Meet Dui Jarrod: pure, driven artist
Dui Jarrod conceived, wrote, produced, and directed King Ester.
He’s a Brooklyn-based screenwriter, director, and playwright whose award winning Brooklyn. Blue. Sky. was the first web series BET.com acquired.
He says his work focuses on the power of human connection in the landscape of modern America.
Is HE an activist or an advocate? Frankly, I went into the interview with some preconceived notions. Having studied his body of work, I expected to meet a passionate advocate who uses art to create conversation and effect change. (Maybe I was looking in the mirror?)
Instead, I met a laser-focused artist
Dui is passionate, all right. About telling stories! He shares that with Rowin, who he describes as another story teller. I had some careful questions lined up for him about the trans/queer artistic experience, narrative expectations in the queer activist community, and about the intersection of art and activism.
But Dui educated me by shooting those questions down. Oh, he didn’t dismiss me. But his answers taught me something. For Dui, ART is about ART. About being true to his vision. About telling stories that illustrate common humanity. He says he’s used to criticism and doesn’t mind it. “It is what it is.” As long as he’s being real, as long as he’s being authentic and true to his subject matter, then he lets advocacy take a back seat.
I think a lot of people assume that because of this work that I’m also an activist. And I’m not. I’m a storyteller. Rowin and I both are storytellers. I’m a writer/director. I struggle too with that. I’m getting a lot of calls to speak and talk. And I don’t know if I’m the person that should be speaking and talking to the trans community. I feel like I need to be talking to the cis community about ‘this is how you support,’ ‘this is how you don’t marginalize.’
Is storytelling activism?
What is activism, anyway? As an old-school HIV/queer activist who used to march in the street with Act Up NYC and Queer Nation, I soaked up a particular form of activism. I learned that moving hearts and minds means getting focused messages out to people who can hear them. I learned that stories matter but so does staying “on message.”
In my activism these days, I focus on what that message is and then ask myself who can hear it. How can I best reach the people whose hearts are READY for the message? I’m an activist/advocate first and a storyteller second. Or at least that’s how I THINK of myself.
If I haven’t completely misunderstood Rowin and Dui, they come at things from the other way around. They tell stories first. Storytellers is who they are inside their hearts. It’s how they define themselves to themselves.
When Rowin brings Ester to life, she’s sharing a story in such an intimate, powerful way that hearts have to move with her whether they want to or not.
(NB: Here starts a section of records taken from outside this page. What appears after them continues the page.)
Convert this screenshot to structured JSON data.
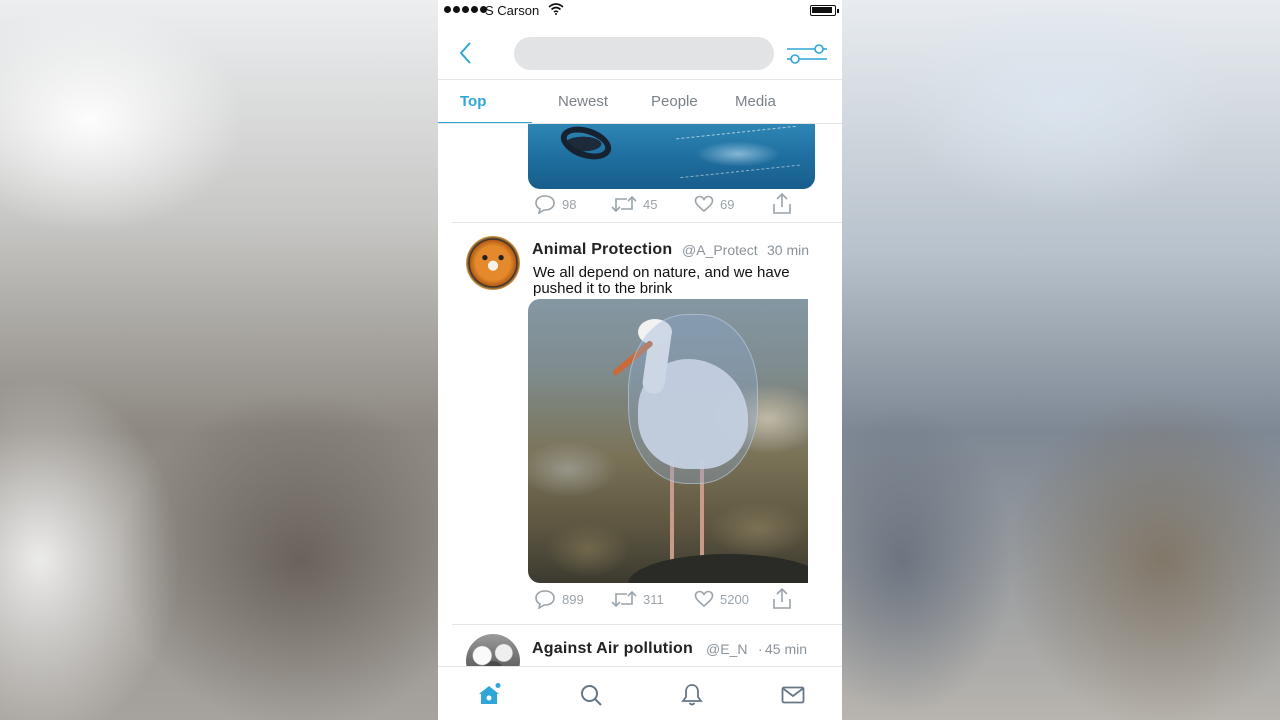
{
  "status_bar": {
    "carrier": "S Carson"
  },
  "header": {
    "search": {
      "placeholder": ""
    }
  },
  "tabs": [
    {
      "label": "Top",
      "active": true
    },
    {
      "label": "Newest",
      "active": false
    },
    {
      "label": "People",
      "active": false
    },
    {
      "label": "Media",
      "active": false
    }
  ],
  "feed": {
    "tweets": [
      {
        "media": "ocean-plastic-photo",
        "stats": {
          "replies": "98",
          "retweets": "45",
          "likes": "69"
        }
      },
      {
        "author": "Animal Protection",
        "handle": "@A_Protect",
        "time": "30 min",
        "text": "We all depend on nature, and we have pushed it to the brink",
        "media": "stork-in-plastic-bag-photo",
        "stats": {
          "replies": "899",
          "retweets": "311",
          "likes": "5200"
        }
      },
      {
        "author": "Against Air pollution",
        "handle": "@E_N",
        "time": "45 min"
      }
    ]
  },
  "tabbar": [
    {
      "icon": "home-icon",
      "active": true
    },
    {
      "icon": "search-icon",
      "active": false
    },
    {
      "icon": "bell-icon",
      "active": false
    },
    {
      "icon": "mail-icon",
      "active": false
    }
  ],
  "colors": {
    "accent": "#2ea6d8",
    "muted": "#9aa3aa",
    "divider": "#e3e6e8"
  }
}
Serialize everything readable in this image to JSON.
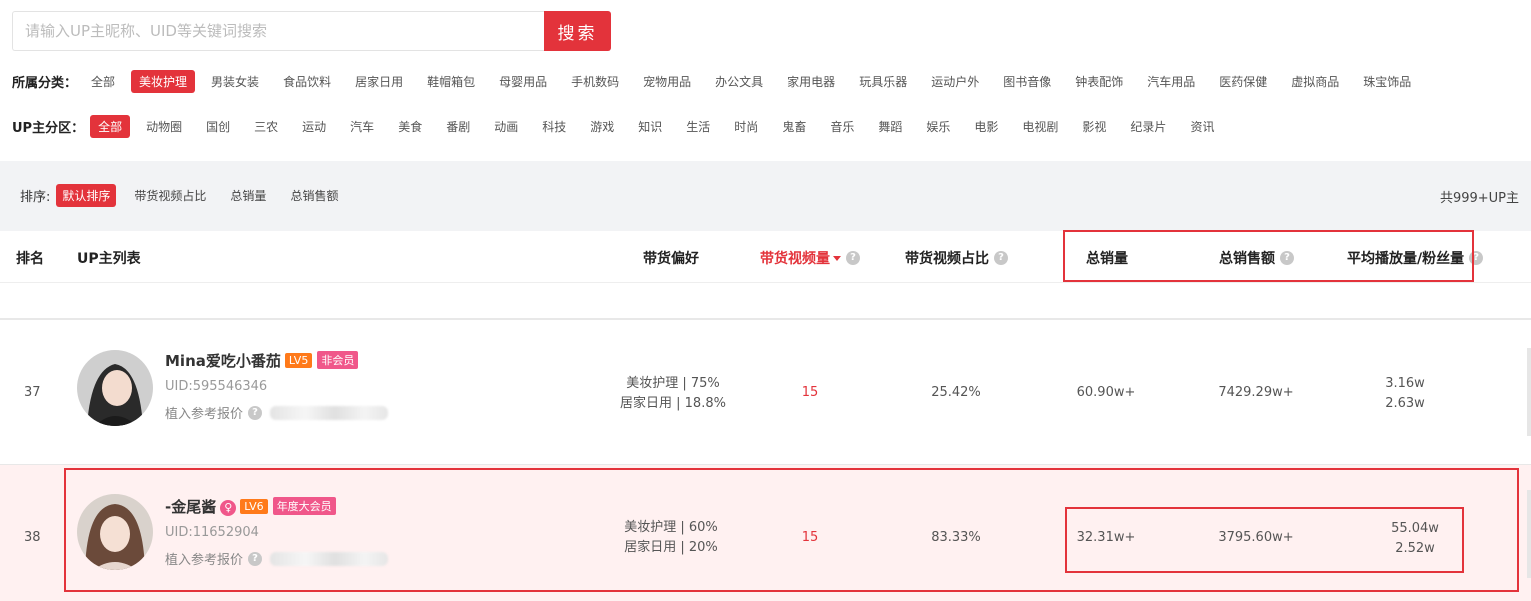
{
  "search": {
    "placeholder": "请输入UP主昵称、UID等关键词搜索",
    "button": "搜索"
  },
  "category": {
    "label": "所属分类：",
    "items": [
      "全部",
      "美妆护理",
      "男装女装",
      "食品饮料",
      "居家日用",
      "鞋帽箱包",
      "母婴用品",
      "手机数码",
      "宠物用品",
      "办公文具",
      "家用电器",
      "玩具乐器",
      "运动户外",
      "图书音像",
      "钟表配饰",
      "汽车用品",
      "医药保健",
      "虚拟商品",
      "珠宝饰品"
    ],
    "active": 1
  },
  "zone": {
    "label": "UP主分区：",
    "items": [
      "全部",
      "动物圈",
      "国创",
      "三农",
      "运动",
      "汽车",
      "美食",
      "番剧",
      "动画",
      "科技",
      "游戏",
      "知识",
      "生活",
      "时尚",
      "鬼畜",
      "音乐",
      "舞蹈",
      "娱乐",
      "电影",
      "电视剧",
      "影视",
      "纪录片",
      "资讯"
    ],
    "active": 0
  },
  "sort": {
    "label": "排序:",
    "items": [
      "默认排序",
      "带货视频占比",
      "总销量",
      "总销售额"
    ],
    "active": 0,
    "total": "共999+UP主"
  },
  "table": {
    "headers": {
      "rank": "排名",
      "list": "UP主列表",
      "preference": "带货偏好",
      "video_count": "带货视频量",
      "video_ratio": "带货视频占比",
      "total_sales": "总销量",
      "total_revenue": "总销售额",
      "avg_play_fans": "平均播放量/粉丝量"
    },
    "rows": [
      {
        "rank": "37",
        "name": "Mina爱吃小番茄",
        "level": "LV5",
        "member": "非会员",
        "uid": "UID:595546346",
        "quote_label": "植入参考报价",
        "pref1": "美妆护理 | 75%",
        "pref2": "居家日用 | 18.8%",
        "video_count": "15",
        "video_ratio": "25.42%",
        "total_sales": "60.90w+",
        "total_revenue": "7429.29w+",
        "avg_play": "3.16w",
        "fans": "2.63w"
      },
      {
        "rank": "38",
        "name": "-金尾酱",
        "level": "LV6",
        "member": "年度大会员",
        "uid": "UID:11652904",
        "quote_label": "植入参考报价",
        "pref1": "美妆护理 | 60%",
        "pref2": "居家日用 | 20%",
        "video_count": "15",
        "video_ratio": "83.33%",
        "total_sales": "32.31w+",
        "total_revenue": "3795.60w+",
        "avg_play": "55.04w",
        "fans": "2.52w"
      }
    ]
  },
  "colors": {
    "accent": "#e3333b",
    "level": "#ff7a1a",
    "vip": "#f0578a",
    "highlight_row": "#fff1f1"
  }
}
When creative lightning strikes Dui and he conceives of a screenplay and then gives birth to it, he’s telling stories that touch and stir the common humanity in ALL of us — cis, trans, gay, straight. It doesn’t matter.
Hell yes, that’s advocacy. Hell yes, it’s activism.
Rowin and Dewey reach people by focusing on their art. By touching something universal in all of us. I called Dui a pure artist. But isn’t touching people like that pure activism too?
I think so. I think nobody could watch King Ester and not come to love and respect Ester. At least a little. Probably a lot. And that’s what activism boils down to. At its innermost heart. Fostering love and cultivating empathy.
Are you looking to make a difference fighting for full LGBTQ equality? Why not watch King Ester and let Rowin and Dui show you a road worth taking?
James Finn is a long-time LGBTQ activist, an alumnus of Act Up NYC, an essayist occasionally published in queer news outlets, and an “agented” novelist. He has no affiliate or personal connection to ‘King Ester’, its producers, or creative team. Send questions, comments, and story ideas to email@example.com.